Because Hamann has expanded its boundaries far and wide with Ferrari, Lamborghini, the Fiat 500, and even Range Rover tuning falling under its remit in recent years, it is always interesting when Richard Hamann’s team returns to its roots: tuning the very latest BMW models.
Today, I am at Hamann Motorsport’s Laupheim headquarters to drive the company’s first take on the new F10 5 Series. While turbodiesels may be the most popular models in Europe, the fact is that most of Hamann’s business these days is in export markets. In the USA, Russia, and the Middle and Far East, the new 550i with its twin-turbo V8 is the new mid-range king amongst car enthusiasts.
In fact, until the new M5 bows in next year, the 550i is the most powerful 5 Series you can buy. Its 4.4-liter V8, with direct fuel injected, twin turbochargers and Double VANOS steplessly variable valve timing generates 400 hp and 450 lb-ft of torque, which on paper makes it the perfect blank canvas for the aftermarket tuners.
This generous power flows to the rear wheels through a ZF eight-speed automatic transmission with sequential shifting that always seems to be in the right gear. And if it isn’t, it soon gets there seamlessly without the hunting around that sometimes plagued the previous generation gearbox.
Hamann has now extracted as much as 700 hp from the twin-turbo V8 in the X6M. As this was their priority, for their Russian and Middle Eastern clients in particular, the company has only just begun to work on a tuning package for the similar capacity but less highly tuned motor in the 550i.
BMW claims 5.0 seconds for the 0-62 mph sprint with the top speed electronically limited to 155 mph. Without that limiter, this is probably a 175-mph car.
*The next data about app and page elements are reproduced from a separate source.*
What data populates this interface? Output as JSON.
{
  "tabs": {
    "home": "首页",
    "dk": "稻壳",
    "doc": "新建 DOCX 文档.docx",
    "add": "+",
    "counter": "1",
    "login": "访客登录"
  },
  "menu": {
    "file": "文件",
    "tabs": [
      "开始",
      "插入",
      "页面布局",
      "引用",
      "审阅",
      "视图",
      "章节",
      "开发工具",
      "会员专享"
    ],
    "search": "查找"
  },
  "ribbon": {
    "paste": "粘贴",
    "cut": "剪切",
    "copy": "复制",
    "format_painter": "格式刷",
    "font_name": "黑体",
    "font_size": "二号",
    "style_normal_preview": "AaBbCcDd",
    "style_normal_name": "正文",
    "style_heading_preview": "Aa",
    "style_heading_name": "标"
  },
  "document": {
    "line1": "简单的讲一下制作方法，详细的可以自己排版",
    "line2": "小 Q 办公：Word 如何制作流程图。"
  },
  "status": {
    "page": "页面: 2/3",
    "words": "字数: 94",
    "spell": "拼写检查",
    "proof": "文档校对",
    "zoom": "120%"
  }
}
At the time of my visit, the team was talking about a conservative output of 480 hp for stage one with ECU software alone, and later on 580 hp with larger turbochargers and other upgrades. By then the new M5 should be out, and they will apply their outrageous 700-hp conversion to it.
In the meantime, the EU-certified four-pipe Hamann rear exhaust upgrade brings the horsepower count to 417 by reducing backpressure. The export-only version, with high-performance metal catalysts and a center silencer, releases an additional 20 hp. This brings the total count to 437 hp, along with a deeper and more purposeful exhaust note.
The suspension lowering kit uses 35mm shorter, stiffer springs with the standard dampers to give the car a more purposeful stance. In combination with larger wheels and tires to fill out the arches, this completely changes the demeanor of the elegant but rather polite looking 5-Series.
The recommended wheels are Hamann’s Evo design in 8.5 and 10x20-inch sizes, wrapped in 245/35ZR20 and 275/30ZR20 Continental SportContact3 rubber. However, they were keen to show off their new 9.0 and 11.0x21-inch Edition Race wheel with 255/30ZR21 and 295/25ZR21 rubber. The satin black centers and polished outer rims do a good job of accentuating the size of the wheels, which look really good on the metallic black car. The catch is that these larger sizes are not yet TV approved in Germany, and are for export markets only at this time.
Body styling starts with a new front spoiler lower section with lip that helps to reduce front end lift at speed. This is glued and screwed to the OE front bumper/valance. Hamann also offers inserts for the front bumper intakes that feature LED daytime running lights.
The new deeper side skirts lead your eyes around the car to the new rear bumper valance insert, which has a small aerofoil section in its middle flanked by cutouts for the four big exhaust outlets.
The final pieces of the aero kit are the rear rooftop spoiler and the bootlid spoiler that goes around the perimeter of the lid. This signature Hamann boot spoiler design takes its cues from the one first seen on the dynamic 6 Series aero kit.